The Far North is no different. Agriculture has been the essential building block of the Cairns region. Tourism, mining and the service industry have developed since and as a consequence. The tourism sector developed because of the Far North's natural attributes and the service industry to service the expanding tourism sector as well as other industries.
Government of all persuasion since the 1960s have placed greater emphasis on all things except agriculture and have basically with drawn from a planned economy.
It was the Hanlon/Gair Labor Governments in the 1950s that did the planning on the major public infrastructure of the Far North. Tinaroo Dam, Barron Gorge hydro station, the Tully River dam and hydro plant. Indeed the Far North led Queensland in the 1950/1960s when it came to public infrastructure and forward planning. The region's growth occurred thereafter and as a result.
However, since then there has been no injection of public funding of such magnitude or planning to safeguard, nurture and promote agriculture. It has been left to private enterprise to do all the heavy lifting and as such the State has withdrawn from traditional state/nation building.
Over the ensuing years various community groups have taken up the cause of agriculture but the focus has been less than targeted and certainly less than persistent.

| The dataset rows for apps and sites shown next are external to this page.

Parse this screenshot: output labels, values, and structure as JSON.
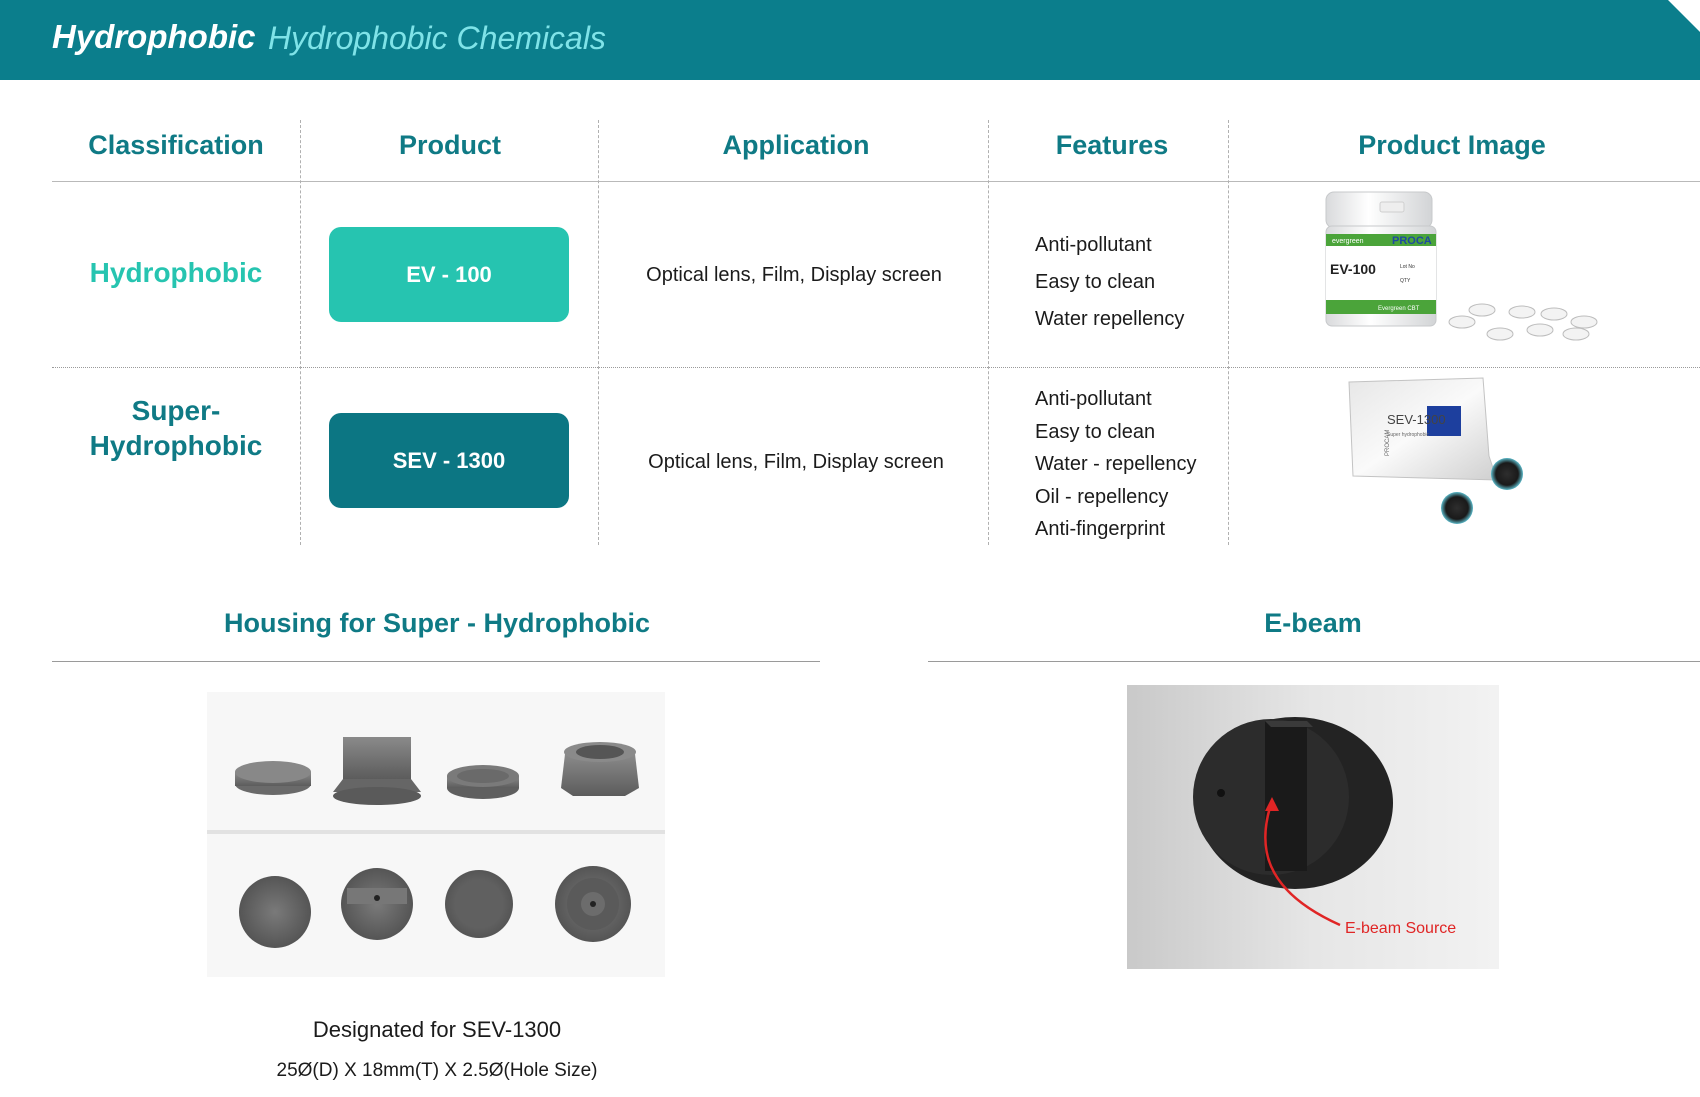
{
  "header": {
    "title": "Hydrophobic",
    "subtitle": "Hydrophobic Chemicals"
  },
  "colors": {
    "banner": "#0b7e8c",
    "accent_teal": "#0f7a85",
    "light_teal": "#26c4b0",
    "dark_pill": "#0c7683"
  },
  "table": {
    "headers": [
      "Classification",
      "Product",
      "Application",
      "Features",
      "Product Image"
    ],
    "rows": [
      {
        "classification": "Hydrophobic",
        "product": "EV - 100",
        "application": "Optical lens, Film, Display screen",
        "features": [
          "Anti-pollutant",
          "Easy to clean",
          "Water repellency"
        ],
        "image": {
          "icon": "ev-100-jar-image",
          "labels": {
            "brand": "evergreen",
            "brand_name": "PROCA",
            "product": "EV-100",
            "lot": "Lot No",
            "qty": "QTY",
            "maker": "Evergreen CBT"
          }
        }
      },
      {
        "classification_line1": "Super-",
        "classification_line2": "Hydrophobic",
        "product": "SEV - 1300",
        "application": "Optical lens, Film, Display screen",
        "features": [
          "Anti-pollutant",
          "Easy to clean",
          "Water - repellency",
          "Oil - repellency",
          "Anti-fingerprint"
        ],
        "image": {
          "icon": "sev-1300-pouch-image",
          "labels": {
            "brand": "PROCAM",
            "product": "SEV-1300",
            "desc": "Super hydrophobic"
          }
        }
      }
    ]
  },
  "housing": {
    "title": "Housing for Super - Hydrophobic",
    "caption_line1": "Designated for SEV-1300",
    "caption_line2": "25Ø(D) X 18mm(T) X 2.5Ø(Hole Size)"
  },
  "ebeam": {
    "title": "E-beam",
    "source_label": "E-beam Source"
  }
}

While government has chosen to place emphasis on tourism, mining and the service industry, agriculture has lost its place in the pecking order.
If the Far North is serious about restoring agriculture as a significant contributor to the wealth of the Far North then it should place emphasis on the following:
· funding and construction of the Nullinga Dam at Dimbulah,
· quarantining of prime agricultural lands on the coast littoral strip and the Atherton/Evelyn Tablelands via Government planning instruments,
· in lieu, housing development to be encouraged on less than prime agricultural land between Mareeba, Kuranda and Mt Molly triangle,
· the upgrading of the Kuranda Range to facilitate development and provide an efficient road network between Mareeba and Cairns.
There are a multitude of bodies that have been set up to promote the Far North, all with their own agenda. They literally have been stumbling over each other. What is needed is a single focused voice. These bodies should all be disbanded and in their place one united organisation representing all sectors of the Cairns regional community.